▸ **TASK OBJECTIVE**
Locate every line in the records below that contains the word "Type", and copy each one.

*** Opening of LISTED RECORDS ***

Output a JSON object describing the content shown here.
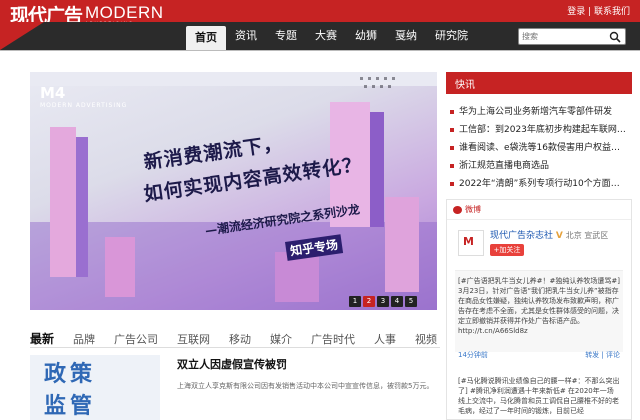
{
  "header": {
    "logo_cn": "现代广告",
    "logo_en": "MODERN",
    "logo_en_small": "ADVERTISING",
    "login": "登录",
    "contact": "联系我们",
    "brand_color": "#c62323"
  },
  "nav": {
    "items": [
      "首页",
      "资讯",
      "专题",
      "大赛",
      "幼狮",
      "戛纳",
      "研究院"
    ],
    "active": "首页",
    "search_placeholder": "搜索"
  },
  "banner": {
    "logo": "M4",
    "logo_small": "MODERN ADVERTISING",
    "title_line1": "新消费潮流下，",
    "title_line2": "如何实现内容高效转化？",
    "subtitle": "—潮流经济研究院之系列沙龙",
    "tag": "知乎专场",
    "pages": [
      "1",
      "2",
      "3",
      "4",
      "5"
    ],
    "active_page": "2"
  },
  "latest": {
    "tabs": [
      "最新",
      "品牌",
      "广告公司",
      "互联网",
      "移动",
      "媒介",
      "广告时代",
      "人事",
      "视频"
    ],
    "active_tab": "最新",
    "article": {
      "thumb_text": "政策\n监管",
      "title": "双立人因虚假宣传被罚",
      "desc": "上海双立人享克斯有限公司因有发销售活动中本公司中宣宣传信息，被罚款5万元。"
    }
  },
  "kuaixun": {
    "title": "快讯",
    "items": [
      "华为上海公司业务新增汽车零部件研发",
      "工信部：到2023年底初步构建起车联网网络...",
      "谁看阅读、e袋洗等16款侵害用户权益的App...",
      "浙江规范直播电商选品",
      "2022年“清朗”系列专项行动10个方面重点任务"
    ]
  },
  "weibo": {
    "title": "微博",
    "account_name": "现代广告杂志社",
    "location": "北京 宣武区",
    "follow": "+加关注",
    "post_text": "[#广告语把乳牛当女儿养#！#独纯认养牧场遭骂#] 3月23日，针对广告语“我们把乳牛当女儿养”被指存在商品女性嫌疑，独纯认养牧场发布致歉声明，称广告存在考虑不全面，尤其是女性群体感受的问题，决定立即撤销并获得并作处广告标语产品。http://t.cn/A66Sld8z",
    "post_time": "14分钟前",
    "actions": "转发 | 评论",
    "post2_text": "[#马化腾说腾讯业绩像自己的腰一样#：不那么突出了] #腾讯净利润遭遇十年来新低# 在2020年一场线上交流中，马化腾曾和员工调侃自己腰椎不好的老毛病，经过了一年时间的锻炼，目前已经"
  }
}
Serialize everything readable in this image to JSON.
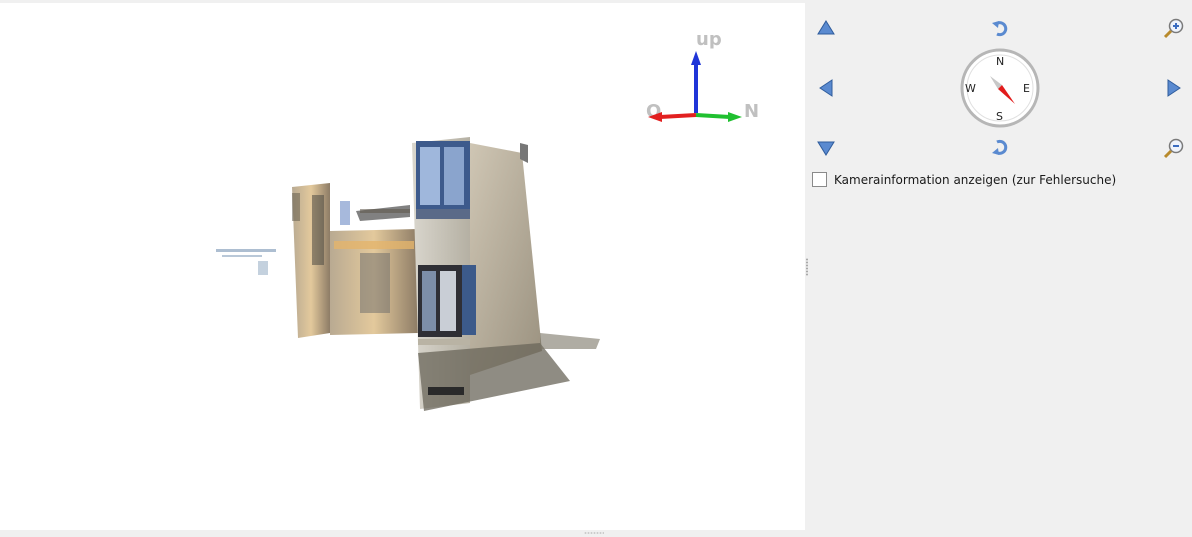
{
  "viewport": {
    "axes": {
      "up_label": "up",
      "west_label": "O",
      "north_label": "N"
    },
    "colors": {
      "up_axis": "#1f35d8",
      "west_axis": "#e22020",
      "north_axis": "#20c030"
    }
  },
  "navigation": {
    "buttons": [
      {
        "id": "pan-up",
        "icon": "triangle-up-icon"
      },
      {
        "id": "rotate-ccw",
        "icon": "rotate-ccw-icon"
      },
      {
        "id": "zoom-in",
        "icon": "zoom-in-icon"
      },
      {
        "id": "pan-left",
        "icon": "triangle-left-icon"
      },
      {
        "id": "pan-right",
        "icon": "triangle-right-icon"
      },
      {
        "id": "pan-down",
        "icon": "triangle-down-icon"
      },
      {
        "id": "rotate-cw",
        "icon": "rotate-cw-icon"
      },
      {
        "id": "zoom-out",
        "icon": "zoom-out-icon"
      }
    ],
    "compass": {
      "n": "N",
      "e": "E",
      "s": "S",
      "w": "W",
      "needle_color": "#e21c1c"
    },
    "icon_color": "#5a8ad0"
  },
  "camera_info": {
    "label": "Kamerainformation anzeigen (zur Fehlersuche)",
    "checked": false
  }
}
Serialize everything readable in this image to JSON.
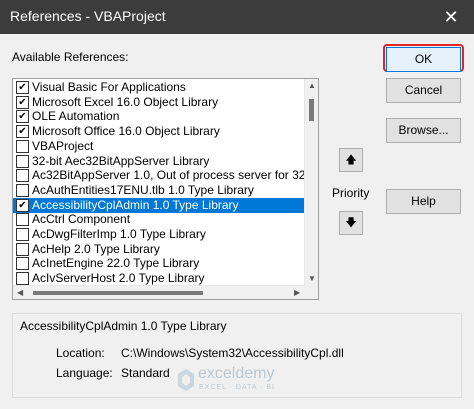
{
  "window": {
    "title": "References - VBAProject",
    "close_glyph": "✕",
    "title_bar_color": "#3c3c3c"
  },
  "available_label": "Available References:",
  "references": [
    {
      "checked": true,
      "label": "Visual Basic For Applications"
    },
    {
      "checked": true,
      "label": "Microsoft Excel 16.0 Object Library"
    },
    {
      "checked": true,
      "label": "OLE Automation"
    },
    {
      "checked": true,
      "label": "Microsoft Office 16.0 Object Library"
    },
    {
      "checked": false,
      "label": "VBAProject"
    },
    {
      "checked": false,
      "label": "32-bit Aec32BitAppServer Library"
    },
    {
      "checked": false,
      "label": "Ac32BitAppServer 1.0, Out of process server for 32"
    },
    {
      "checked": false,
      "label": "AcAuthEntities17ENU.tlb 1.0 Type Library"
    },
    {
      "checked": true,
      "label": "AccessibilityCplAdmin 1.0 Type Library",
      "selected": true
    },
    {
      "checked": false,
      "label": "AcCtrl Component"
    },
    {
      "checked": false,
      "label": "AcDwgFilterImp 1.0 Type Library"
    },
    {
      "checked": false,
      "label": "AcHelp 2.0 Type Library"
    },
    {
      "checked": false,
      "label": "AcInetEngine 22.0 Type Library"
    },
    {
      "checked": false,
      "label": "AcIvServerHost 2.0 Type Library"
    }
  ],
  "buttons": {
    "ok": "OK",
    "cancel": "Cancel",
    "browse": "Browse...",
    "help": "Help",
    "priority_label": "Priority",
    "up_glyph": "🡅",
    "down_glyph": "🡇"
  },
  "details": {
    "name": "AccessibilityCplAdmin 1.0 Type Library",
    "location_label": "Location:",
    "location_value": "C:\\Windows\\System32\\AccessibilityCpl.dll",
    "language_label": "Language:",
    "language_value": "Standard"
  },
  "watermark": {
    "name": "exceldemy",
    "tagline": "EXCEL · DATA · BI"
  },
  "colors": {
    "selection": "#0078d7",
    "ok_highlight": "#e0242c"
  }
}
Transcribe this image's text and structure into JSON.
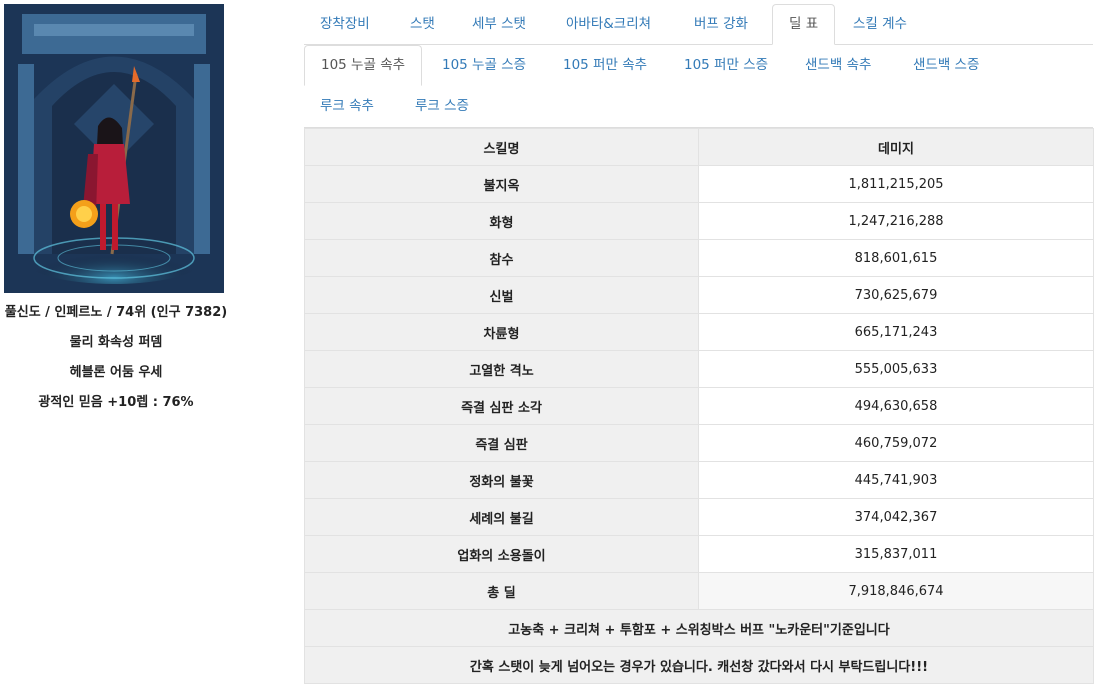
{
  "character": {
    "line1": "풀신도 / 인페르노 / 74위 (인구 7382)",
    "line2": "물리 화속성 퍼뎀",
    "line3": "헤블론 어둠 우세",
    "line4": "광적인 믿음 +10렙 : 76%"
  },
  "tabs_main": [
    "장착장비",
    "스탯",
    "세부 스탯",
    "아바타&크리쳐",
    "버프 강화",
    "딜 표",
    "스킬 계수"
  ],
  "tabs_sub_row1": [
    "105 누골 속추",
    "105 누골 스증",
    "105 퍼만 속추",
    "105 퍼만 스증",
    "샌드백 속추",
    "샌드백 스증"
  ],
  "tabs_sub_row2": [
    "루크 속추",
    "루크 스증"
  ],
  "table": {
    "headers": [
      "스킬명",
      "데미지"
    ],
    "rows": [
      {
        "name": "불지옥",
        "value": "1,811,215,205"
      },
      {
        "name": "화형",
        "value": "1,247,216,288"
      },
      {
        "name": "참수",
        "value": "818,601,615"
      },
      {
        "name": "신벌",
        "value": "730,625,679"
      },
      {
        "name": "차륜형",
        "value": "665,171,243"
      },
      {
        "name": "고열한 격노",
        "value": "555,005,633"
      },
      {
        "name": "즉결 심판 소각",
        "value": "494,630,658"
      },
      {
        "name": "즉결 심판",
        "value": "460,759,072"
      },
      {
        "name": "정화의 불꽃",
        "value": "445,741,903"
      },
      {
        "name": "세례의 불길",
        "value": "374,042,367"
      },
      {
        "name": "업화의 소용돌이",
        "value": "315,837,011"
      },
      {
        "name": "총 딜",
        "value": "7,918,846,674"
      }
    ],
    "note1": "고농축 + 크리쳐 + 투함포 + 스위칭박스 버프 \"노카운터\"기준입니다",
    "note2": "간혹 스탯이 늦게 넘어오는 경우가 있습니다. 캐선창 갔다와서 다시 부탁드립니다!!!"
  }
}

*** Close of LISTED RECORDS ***

▸ **WRITTEN REPLY**
      "label": "AcAuthEntities17ENU.tlb 1.0 Type Library"
      "label": "AccessibilityCplAdmin 1.0 Type Library",
      "label": "AcDwgFilterImp 1.0 Type Library"
      "label": "AcHelp 2.0 Type Library"
      "label": "AcInetEngine 22.0 Type Library"
      "label": "AcIvServerHost 2.0 Type Library"
    "name": "AccessibilityCplAdmin 1.0 Type Library",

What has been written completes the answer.